Seven hundred and eighty dollars.

After supper, Melvin was aware of his wife and children making small talk and discussing the upcoming revival at the church. Melvin answered questions when they asked him and and chewed his food slowly. It was while he was drying the dishes his wife handed him after she washed them, she noticed he really wasn’t paying attention.



“You tell me.”

“What are you talking about?”

Joanne sat down in a kitchen chair and took on a serious tone. Melvin stared at her for a time and then took a seat across from her. Suddenly he needed to roll a smoke. Smell that raw tobacco stench and light it up. Pull that smoke deep in his lungs-


He looked her straight in the eyes and blurted out “I found it again today.”

“Found  what?”

“The wallet…the money…same amount. It’s upstairs.”

“You’re lying to me. You never turned it in. Do you think I’m stupid? You are hell bent on bringing the wrath of God upon us.”

Melvin tried to respond but it was no use. Joanne made him go get the wallet and hand it to her. She left in a huff and didn’t even put on a coat she was so mad. Melvin knew where she was going. He wondered what A.P. Pillsbury would think now.


Melvin and the Wallet #2


Seven hundred and eighty dollars. All new bills.

Seven hundred and eighty dollars. All new bills.

Seven hundred and eighty dollars. All new bills.

Melvin stuffed the crisp money back in the wallet and rolled a cigarette. He struck a wooden match on the table leg and lit the hand made cigarette.  He blew thick smoke that filled the little kitchen. Nothing else was in there. No license, no business cards, no pictures, no receipts, no nothing. He stared at the full wallet and let his brain get juiced. More than two months pay, at full pay. He shook his head in pain at the thought he knew he couldn’t keep it. Fate was playing another cruel trick on him. He would get in trouble. But more than anything, Joanne would never allow him to have it. Not under these circumstances.

Melvin limped up the stairs to their small bedroom and hid the wallet in his side of the dresser. He wasn’t ready to give up. Not just yet. He went back down stairs and took out his Barlow knife and found a piece of wood. He sat on the porch and whittled. This help calm him down to think of a plan. He knew the odds.

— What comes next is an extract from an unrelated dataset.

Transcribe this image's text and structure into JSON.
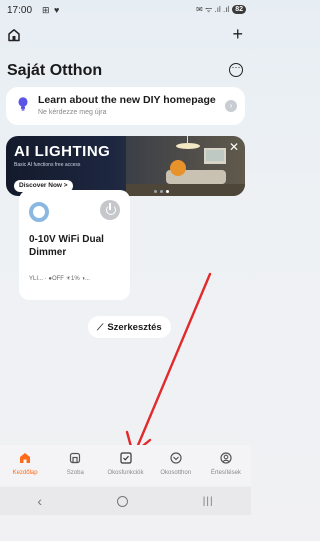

Melvin was still sitting on the porch when Joanne and their two kids came home.

Dinner consisted of bologna sandwiches with a little mayonnaise, sliced tomatoes the neighbor gave them, and lettuce from Freeze’s Grocery. Melvin was quiet during the meal and slipped up stairs as Joanne washed the dishes. She was drying the last plate when Melvin reappeared and took a seat at the table.

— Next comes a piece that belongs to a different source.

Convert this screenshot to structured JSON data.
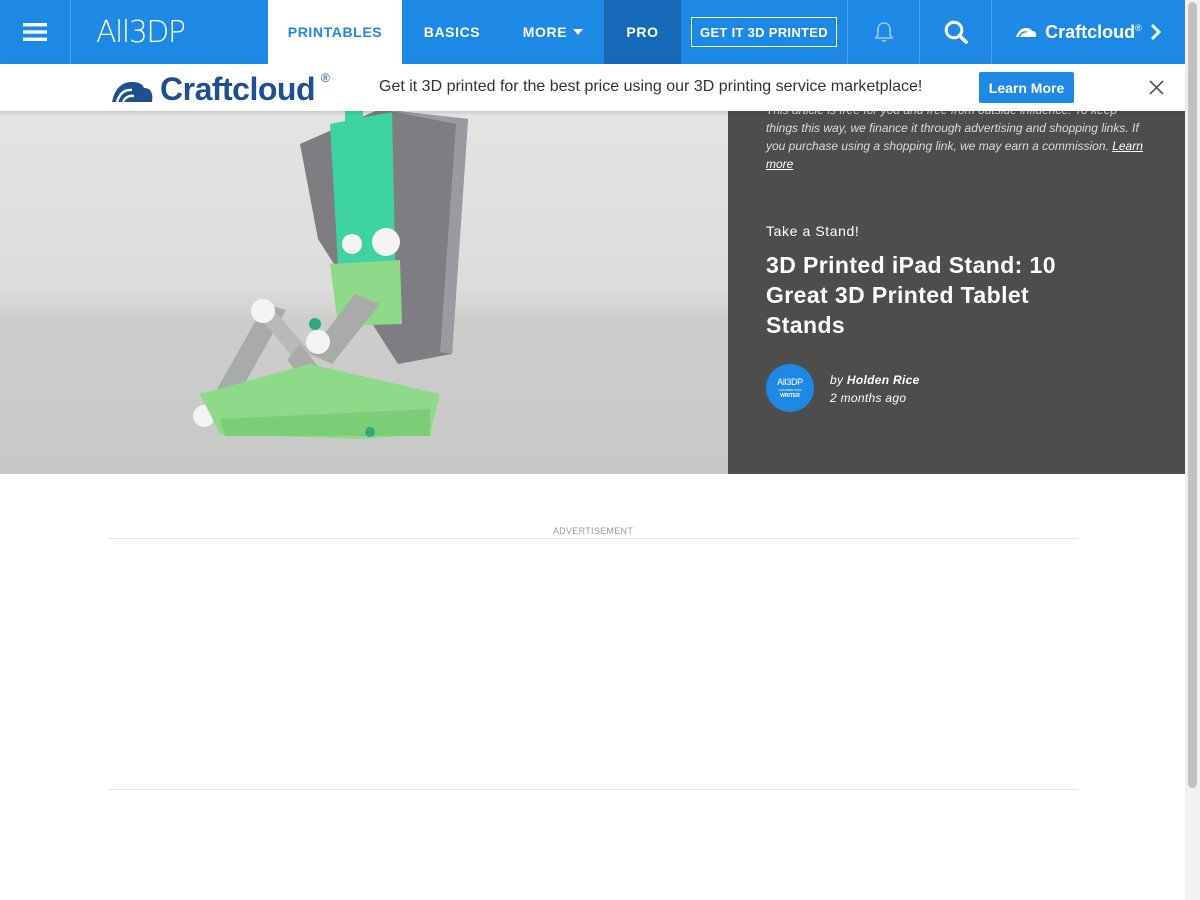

“Can I talk to you for a minute?”

“What is it? Joanne asked.

“Have a seat?” Joanne took her time folding the dish towel and pulled out a chair. She frowned as she gazed at her husband.

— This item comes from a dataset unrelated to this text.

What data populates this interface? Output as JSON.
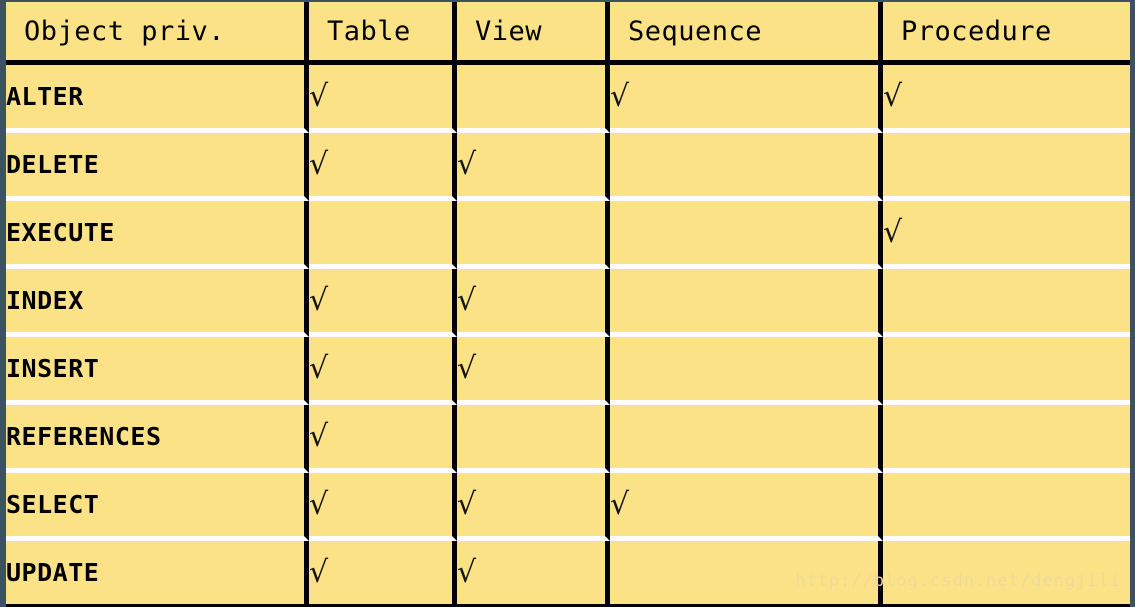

“Is it bad news Melvin?”

“Now why would you think that’s all that happens around here?”

“Because you are acting strange. Wouldn’t say a word during dinner and now I feel like an axe is over your head.”

Melvin took the wallet from his pocket and scooted it across the table until it was right in front of Joanne. Joanne frowned deeper at the wallet like it was a snake.

“What is it?” She inquired. Melvin refused to answer and finally she gingerly picked it up and pulled out the cash. She dropped it on the table like it was a turd.

“Oh my God. Dear Lord Melvin, what did you do?”

“I found it in the middle on Elm Street. Seven hundred and eighty dollars.”

“Well…whose is it?” She demanded.

“I don’t know. There’s no identification in it anywhere. ” Melvin had begun to sweat at this point.

“So, why are you showing it to me? We can’t keep it.”

“I knew you would say that. Why not Joanne?”

“Because it’s not ours. It belongs to somebody, stupid. You want more trouble?”

“No, but think about this. You pray for God to help us, right?”

“Yes, every day, and you better too, Mister.” Joanne got angry.

“Then, maybe he gave us this money. Maybe it’s ours to keep and pay our bills for a while.” As soon as the words left his mouth he knew he was out voted. His heart sank.

Joanne stood up and shook her finger at him. “You go right down to the police station and turn it in. NOW!”

Melvin shook his head and scooped up the money along with its leather home. He left the front door without saying a word.

Part 3 on Monday, August 6